The Ranger surprised me with 3 completed 
and installed Tree Swallow nesting boxes.

Much to my delight, the Tree Swallows returned the very next day
and after much 'to-do', inhabited all 3 boxes.

What does that have to do with silly Willets, you ask?
Well, they were under the impression that the Tree Swallow houses
were installed for their benefit!

It gives them a perfect vantage point for
keeping an eye on their territory, my 2.5 acre wet meadow.
From spring until mid-July, my airspace is filled with

On this particular morning, there were two willets
 really making a racket,
and they were everywhere....

These two birds filled the sky.  
You could have easily thought there were 20!
The Willet is often described as a large, chunky, shore bird with drab brown plumage.
That is until it takes of in flight!!

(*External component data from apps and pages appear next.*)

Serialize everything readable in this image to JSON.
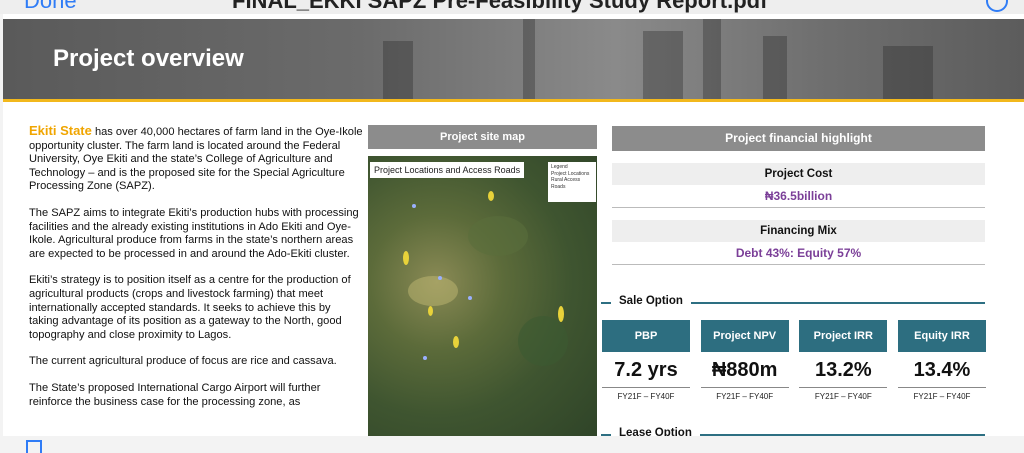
{
  "toolbar": {
    "done_label": "Done",
    "filename": "FINAL_EKKI SAPZ Pre-Feasibility Study Report.pdf",
    "compass_icon": "compass-icon",
    "share_icon": "share-icon"
  },
  "banner": {
    "title": "Project overview"
  },
  "left_text": {
    "state_name": "Ekiti State",
    "p1_rest": " has over 40,000 hectares of farm land in the Oye-Ikole opportunity cluster. The farm land is located around the Federal University, Oye Ekiti and the state’s College of Agriculture and Technology – and is the proposed site for the Special Agriculture Processing Zone (SAPZ).",
    "p2": "The SAPZ aims to integrate Ekiti’s production hubs with processing facilities and the already existing institutions in Ado Ekiti and Oye-Ikole. Agricultural produce from farms in the state’s northern areas are expected to be processed in and around the Ado-Ekiti cluster.",
    "p3": "Ekiti’s strategy is to position itself as a centre for the production of agricultural products (crops and livestock farming) that meet internationally accepted standards. It seeks to achieve this by taking advantage of its position as a gateway to the North, good topography and close proximity to Lagos.",
    "p4": "The current agricultural produce of focus are rice and cassava.",
    "p5": "The State’s proposed International Cargo Airport will further reinforce the business case for the processing zone, as"
  },
  "map": {
    "header": "Project site map",
    "label": "Project Locations and Access Roads",
    "legend_title": "Legend",
    "legend_item1": "Project Locations",
    "legend_item2": "Rural Access Roads"
  },
  "financial": {
    "header": "Project financial highlight",
    "cost_label": "Project Cost",
    "cost_value": "₦36.5billion",
    "mix_label": "Financing Mix",
    "mix_value": "Debt 43%: Equity 57%"
  },
  "sale_option": {
    "label": "Sale Option",
    "tiles": [
      {
        "head": "PBP",
        "value": "7.2 yrs",
        "period": "FY21F – FY40F"
      },
      {
        "head": "Project NPV",
        "value": "₦880m",
        "period": "FY21F – FY40F"
      },
      {
        "head": "Project IRR",
        "value": "13.2%",
        "period": "FY21F – FY40F"
      },
      {
        "head": "Equity IRR",
        "value": "13.4%",
        "period": "FY21F – FY40F"
      }
    ]
  },
  "lease_option": {
    "label": "Lease Option"
  },
  "colors": {
    "accent_gold": "#f2b81c",
    "teal": "#2d6e80",
    "purple": "#7b3f98",
    "ios_blue": "#2f7cf6"
  }
}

They were on the house top.

On the shed roof.

On the street lamp and.
even on the road.

This went on all day long.  I couldn't figure out what was going on.

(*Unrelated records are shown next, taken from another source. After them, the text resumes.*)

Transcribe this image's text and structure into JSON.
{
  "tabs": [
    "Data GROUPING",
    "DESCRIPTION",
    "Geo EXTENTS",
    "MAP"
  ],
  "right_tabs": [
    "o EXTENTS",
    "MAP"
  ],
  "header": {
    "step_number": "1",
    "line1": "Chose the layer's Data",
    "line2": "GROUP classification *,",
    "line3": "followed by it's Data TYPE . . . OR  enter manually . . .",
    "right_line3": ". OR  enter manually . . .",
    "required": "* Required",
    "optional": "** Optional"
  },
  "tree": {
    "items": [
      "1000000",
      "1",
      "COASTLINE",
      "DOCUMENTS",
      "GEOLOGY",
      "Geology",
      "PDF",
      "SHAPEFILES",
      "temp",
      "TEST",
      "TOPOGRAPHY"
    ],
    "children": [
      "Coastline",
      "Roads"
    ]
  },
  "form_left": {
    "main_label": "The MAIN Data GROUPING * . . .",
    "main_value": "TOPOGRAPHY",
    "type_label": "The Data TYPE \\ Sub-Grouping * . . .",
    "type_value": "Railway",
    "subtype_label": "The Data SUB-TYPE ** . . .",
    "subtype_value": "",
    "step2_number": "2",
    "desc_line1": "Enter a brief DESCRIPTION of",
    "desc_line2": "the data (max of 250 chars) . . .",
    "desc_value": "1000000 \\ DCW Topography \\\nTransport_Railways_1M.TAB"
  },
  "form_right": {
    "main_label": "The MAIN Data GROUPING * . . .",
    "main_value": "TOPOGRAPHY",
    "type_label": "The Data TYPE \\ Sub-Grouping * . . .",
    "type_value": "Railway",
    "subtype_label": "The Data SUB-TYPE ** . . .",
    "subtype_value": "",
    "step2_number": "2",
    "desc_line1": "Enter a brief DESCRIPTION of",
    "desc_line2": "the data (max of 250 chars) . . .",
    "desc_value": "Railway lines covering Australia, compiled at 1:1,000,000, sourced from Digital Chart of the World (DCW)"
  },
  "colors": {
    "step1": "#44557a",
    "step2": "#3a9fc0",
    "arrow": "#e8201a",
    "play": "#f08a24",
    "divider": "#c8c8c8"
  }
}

Until around 2:00 when I was taking clothes in from the line.

Yep!  Three baby willets finally emerged from the grass 
and went across the road to the shore, one at a time.
A fourth wasn't too far behind. 
 I grabbed my camera and binoculars 
and sat on the shore,waiting patiently. 
 Almost one hour later, they worked their way through more grass,
and popped out onto the shore, 
where I lost them because they blended in so well.
It took them all day, but those babies made it 
across the 2.5 acres of meadow,
and across the ditch by the side of the road.

I was so impressed with the parent birds.  
They stuck to those babies like glue.
An eagle came down 4 times, 
and they fought him off each time.

They stuck around for a day and a half, 
then worked their way down the shore.
Today I observed them about 1/2 mile away
 at a friend's house.
I will miss them.

The female will eventually take off 
and leave the rest of the parenting to the male.

Reminder:  Tuesday is the last day to enter for a chance to win
a copy of Avian Architecture over at KaHolly.

Wednesday, July 13, 2011

Avian Architecture: Book Review and Give-away

Avian Architecture
How Birds Design, Engineer and Build
by Peter Goodfellow

When Peter Goodfellow was growing up in England, he must have been one of those affectionately annoying little boys that asked a lot of questions, all the time. “How does this work?”, “Why does that happen?”, Where do you imagine that goes?”. And now, as an adult, Peter has taken that need for knowledge, that childlike curiosity, to a whole new level.

To read more, 
and to enter the give-away, 
click HERE!
(This will take you to my other blog.)

Friday, July 8, 2011

Silver-bordered Fritillary

Silver-bordered Fritillary
(Boloria selene)

This sweet little butterfly was fluttering
 around the property with it's companion. 
I felt lucky that it decided to land for a few minutes
and that my camera was handy.  
I've seen them before, but they don't usually 
stop long enough for me to grab the camera!
 This is one of the fastest flying of the lesser fritillaries, 
but it regularly visits flowers, such as asters and daisies.
It's host plants are violets.

Measuring approximately 1 3/8 - 2 1/8 inches,
the Silver-bordered Fritillary is the most common 
and widespread lesser Boloria in the Maritimes
and is found in a variety of wet habitats 
- lucky me with over 2 acres of wet meadow!
The underside is distinct with bright, 
metallic silver spots on an orange-brown base.

They have two overlapping broods 
from mid-May to mid-September,
so perhaps they'll grace me with their appearance
a few more times!

Sunday, July 3, 2011

Just Another Scene From the World of Inbetween

You never know what you will find,

while hiking interior Cape Breton.

This moose dropped both it's antlers in one spot,
with a mighty shake of his head.

This is a full sized, man sized back pack!
One antler weighed 13 lbs., the other, 17!

(Photos compliments of The Ranger)

Saturday, July 2, 2011

Finally, A Few Nice Days!

Mother Nature saw fit to grant SE Cape Breton a reprieve from inclement weather just in time to celebrate Canada Day, and I took advantage.  We literally had no spring, but a few warm, sunny days isn't quite reward enough!  I need MORE!  However, if you follow my other blog, KaHolly , you already know I have kept busy at the sewing machine, patiently waiting for a break in the weather.  Any random nice day that DID come along was regretably spent mowing the lawn!

A day on the water resulted in these photos:

Lobster season is over and traps are stacked and ready for storage.

Moon Snail egg case

There were a total of 15 Great Blue Herons

Barrier Beach, low tide.


Coming in for a landing

Moon Snail with it's 'foot' extended under about 6" of water.

Black-headed Gull